Component data from apps and pages:
== == ==
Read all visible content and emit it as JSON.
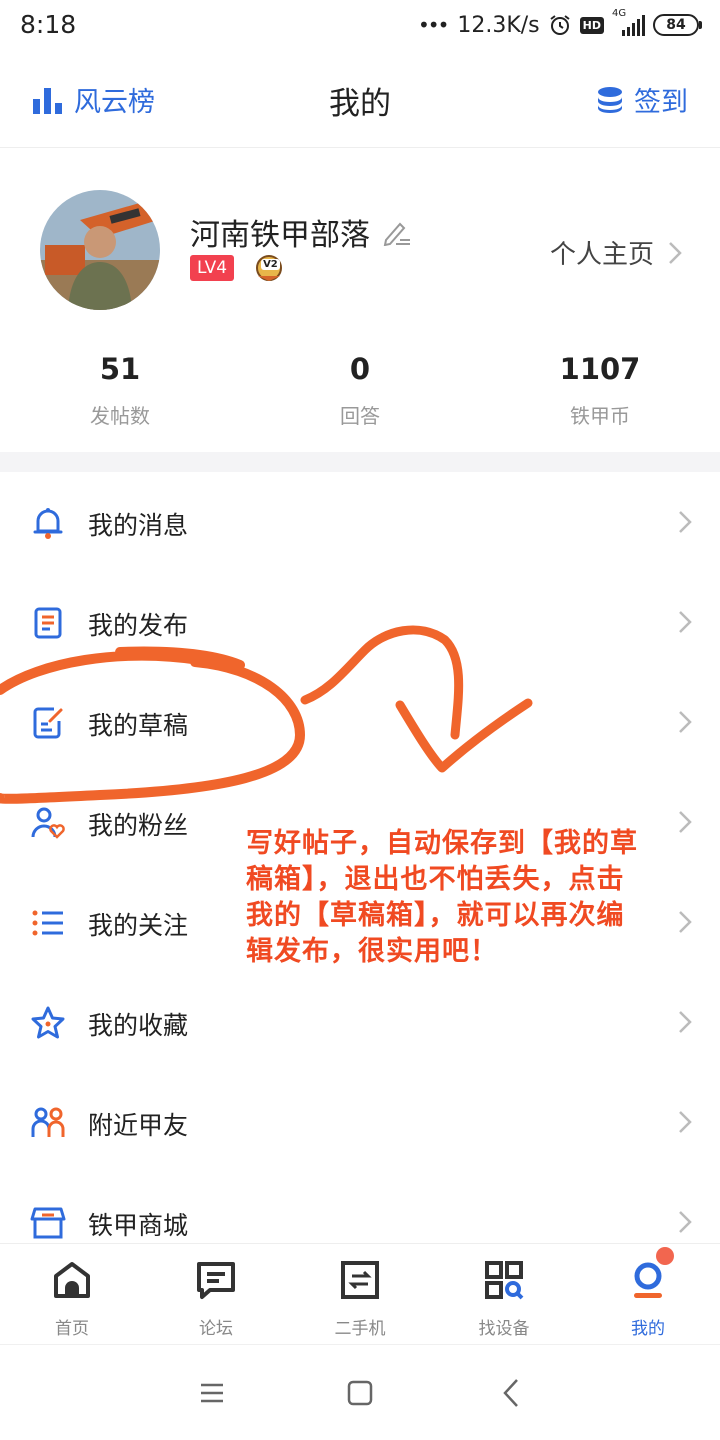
{
  "status_bar": {
    "time": "8:18",
    "network_speed": "12.3K/s",
    "hd": "HD",
    "signal_type": "4G",
    "battery": "84"
  },
  "header": {
    "left_label": "风云榜",
    "title": "我的",
    "right_label": "签到"
  },
  "profile": {
    "username": "河南铁甲部落",
    "level": "LV4",
    "badge": "V2",
    "home_link": "个人主页",
    "stats": [
      {
        "value": "51",
        "label": "发帖数"
      },
      {
        "value": "0",
        "label": "回答"
      },
      {
        "value": "1107",
        "label": "铁甲币"
      }
    ]
  },
  "menu": {
    "items": [
      {
        "label": "我的消息",
        "icon": "bell-icon"
      },
      {
        "label": "我的发布",
        "icon": "document-icon"
      },
      {
        "label": "我的草稿",
        "icon": "edit-draft-icon"
      },
      {
        "label": "我的粉丝",
        "icon": "user-heart-icon"
      },
      {
        "label": "我的关注",
        "icon": "list-icon"
      },
      {
        "label": "我的收藏",
        "icon": "star-icon"
      },
      {
        "label": "附近甲友",
        "icon": "people-icon"
      },
      {
        "label": "铁甲商城",
        "icon": "shop-icon"
      }
    ]
  },
  "annotation": {
    "lines": [
      "写好帖子，自动保存到【我的草",
      "稿箱】，退出也不怕丢失，点击",
      "我的【草稿箱】，就可以再次编",
      "辑发布，很实用吧！"
    ],
    "color": "#f04a22"
  },
  "tabbar": {
    "tabs": [
      {
        "label": "首页",
        "icon": "home-icon"
      },
      {
        "label": "论坛",
        "icon": "chat-icon"
      },
      {
        "label": "二手机",
        "icon": "machine-icon"
      },
      {
        "label": "找设备",
        "icon": "scan-icon"
      },
      {
        "label": "我的",
        "icon": "profile-icon",
        "active": true
      }
    ]
  },
  "colors": {
    "accent": "#2f6bdc",
    "orange": "#f0652c",
    "level_badge": "#f2414f"
  }
}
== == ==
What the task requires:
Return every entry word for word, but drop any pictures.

Expected output:
Read all visible content and emit it as JSON.
{
  "status_bar": {
    "time": "8:18",
    "network_speed": "12.3K/s",
    "hd": "HD",
    "signal_type": "4G",
    "battery": "84"
  },
  "header": {
    "left_label": "风云榜",
    "title": "我的",
    "right_label": "签到"
  },
  "profile": {
    "username": "河南铁甲部落",
    "level": "LV4",
    "badge": "V2",
    "home_link": "个人主页",
    "stats": [
      {
        "value": "51",
        "label": "发帖数"
      },
      {
        "value": "0",
        "label": "回答"
      },
      {
        "value": "1107",
        "label": "铁甲币"
      }
    ]
  },
  "menu": {
    "items": [
      {
        "label": "我的消息",
        "icon": "bell-icon"
      },
      {
        "label": "我的发布",
        "icon": "document-icon"
      },
      {
        "label": "我的草稿",
        "icon": "edit-draft-icon"
      },
      {
        "label": "我的粉丝",
        "icon": "user-heart-icon"
      },
      {
        "label": "我的关注",
        "icon": "list-icon"
      },
      {
        "label": "我的收藏",
        "icon": "star-icon"
      },
      {
        "label": "附近甲友",
        "icon": "people-icon"
      },
      {
        "label": "铁甲商城",
        "icon": "shop-icon"
      }
    ]
  },
  "annotation": {
    "lines": [
      "写好帖子，自动保存到【我的草",
      "稿箱】，退出也不怕丢失，点击",
      "我的【草稿箱】，就可以再次编",
      "辑发布，很实用吧！"
    ],
    "color": "#f04a22"
  },
  "tabbar": {
    "tabs": [
      {
        "label": "首页",
        "icon": "home-icon"
      },
      {
        "label": "论坛",
        "icon": "chat-icon"
      },
      {
        "label": "二手机",
        "icon": "machine-icon"
      },
      {
        "label": "找设备",
        "icon": "scan-icon"
      },
      {
        "label": "我的",
        "icon": "profile-icon",
        "active": true
      }
    ]
  },
  "colors": {
    "accent": "#2f6bdc",
    "orange": "#f0652c",
    "level_badge": "#f2414f"
  }
}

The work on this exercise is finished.